──────── RECORDS SHOWN ────────
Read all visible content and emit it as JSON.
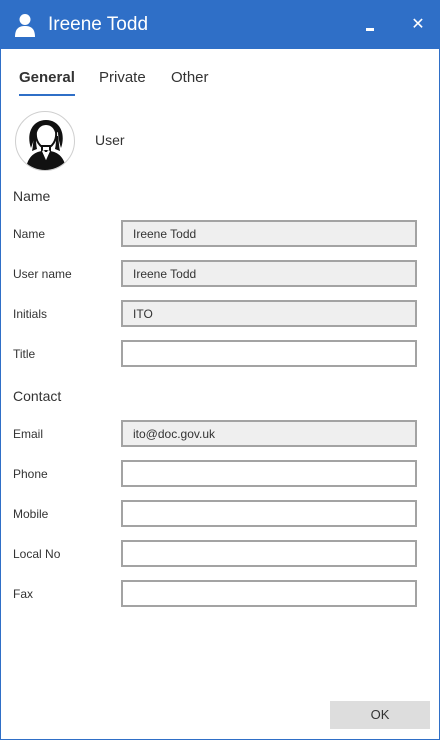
{
  "window": {
    "title": "Ireene Todd",
    "title_icon": "user-icon",
    "minimize_icon": "minimize-icon",
    "close_glyph": "✕",
    "accent_color": "#2f6fc7"
  },
  "tabs": [
    {
      "label": "General",
      "active": true
    },
    {
      "label": "Private",
      "active": false
    },
    {
      "label": "Other",
      "active": false
    }
  ],
  "profile": {
    "avatar_icon": "person-avatar-icon",
    "role": "User"
  },
  "sections": {
    "name": "Name",
    "contact": "Contact"
  },
  "fields": {
    "name": {
      "label": "Name",
      "value": "Ireene Todd"
    },
    "user_name": {
      "label": "User name",
      "value": "Ireene Todd"
    },
    "initials": {
      "label": "Initials",
      "value": "ITO"
    },
    "title": {
      "label": "Title",
      "value": ""
    },
    "email": {
      "label": "Email",
      "value": "ito@doc.gov.uk"
    },
    "phone": {
      "label": "Phone",
      "value": ""
    },
    "mobile": {
      "label": "Mobile",
      "value": ""
    },
    "local_no": {
      "label": "Local No",
      "value": ""
    },
    "fax": {
      "label": "Fax",
      "value": ""
    }
  },
  "buttons": {
    "ok": "OK"
  }
}
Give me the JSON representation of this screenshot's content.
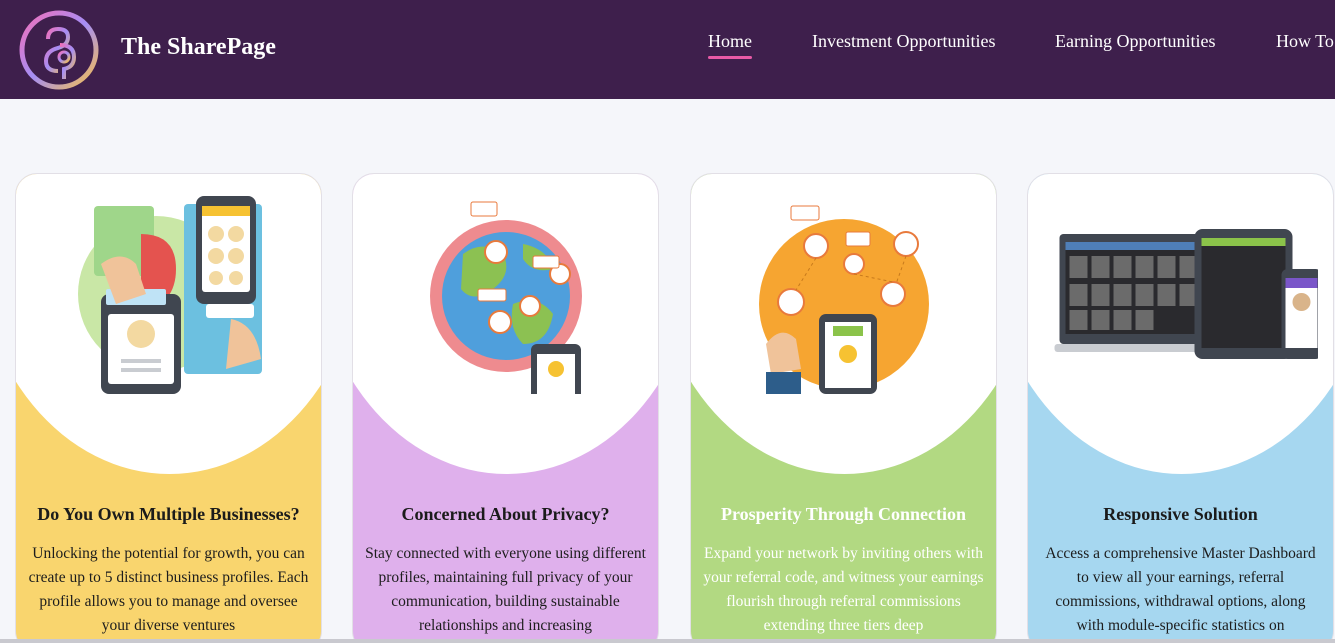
{
  "header": {
    "brand": "The SharePage",
    "logo_icon": "sharepage-logo-icon",
    "nav": [
      {
        "label": "Home",
        "active": true
      },
      {
        "label": "Investment Opportunities",
        "active": false
      },
      {
        "label": "Earning Opportunities",
        "active": false
      },
      {
        "label": "How To",
        "active": false
      }
    ]
  },
  "cards": [
    {
      "title": "Do You Own Multiple Businesses?",
      "description": "Unlocking the potential for growth, you can create up to 5 distinct business profiles. Each profile allows you to manage and oversee your diverse ventures",
      "bg_color": "#f9d56e",
      "icon": "multiple-profiles-phones-icon"
    },
    {
      "title": "Concerned About Privacy?",
      "description": "Stay connected with everyone using different profiles, maintaining full privacy of your communication, building sustainable relationships and increasing",
      "bg_color": "#dfb0ec",
      "icon": "globe-network-icon"
    },
    {
      "title": "Prosperity Through Connection",
      "description": "Expand your network by inviting others with your referral code, and witness your earnings flourish through referral commissions extending three tiers deep",
      "bg_color": "#b2d982",
      "icon": "referral-network-icon"
    },
    {
      "title": "Responsive Solution",
      "description": "Access a comprehensive Master Dashboard to view all your earnings, referral commissions, withdrawal options, along with module-specific statistics on",
      "bg_color": "#a6d7f0",
      "icon": "responsive-devices-icon"
    }
  ]
}
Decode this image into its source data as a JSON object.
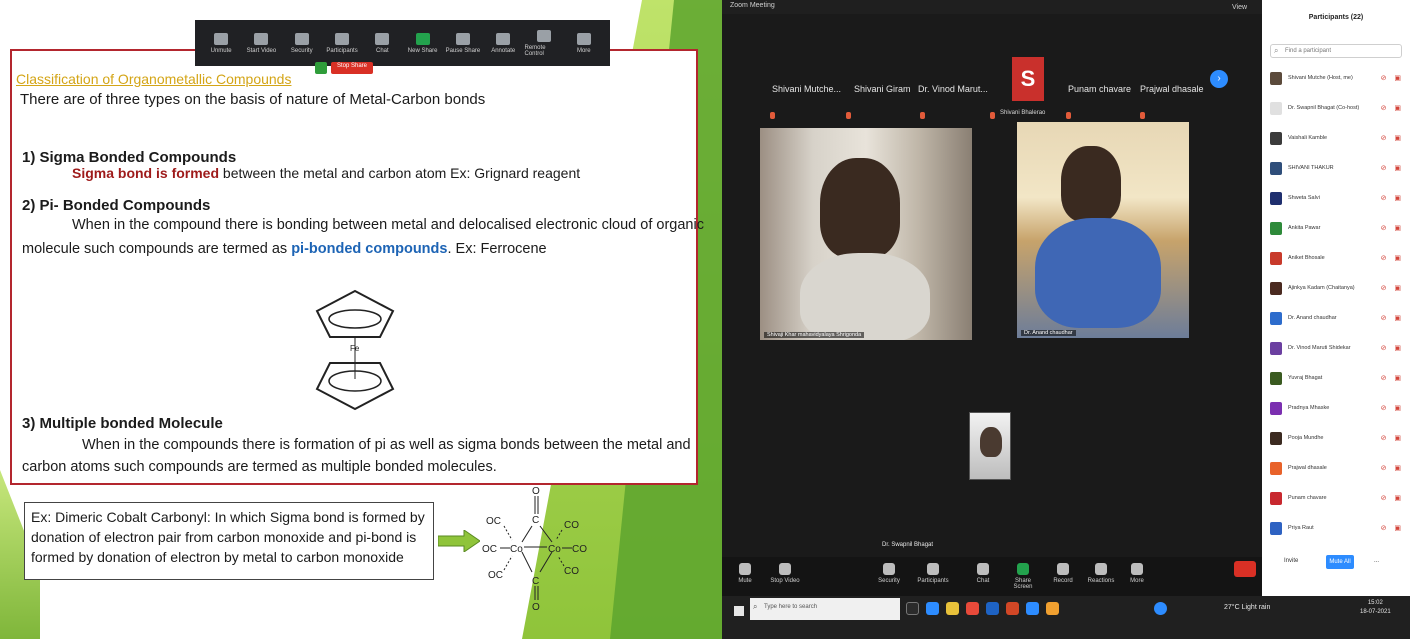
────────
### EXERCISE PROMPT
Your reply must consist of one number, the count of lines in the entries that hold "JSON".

### PROBLEM SOLUTION
3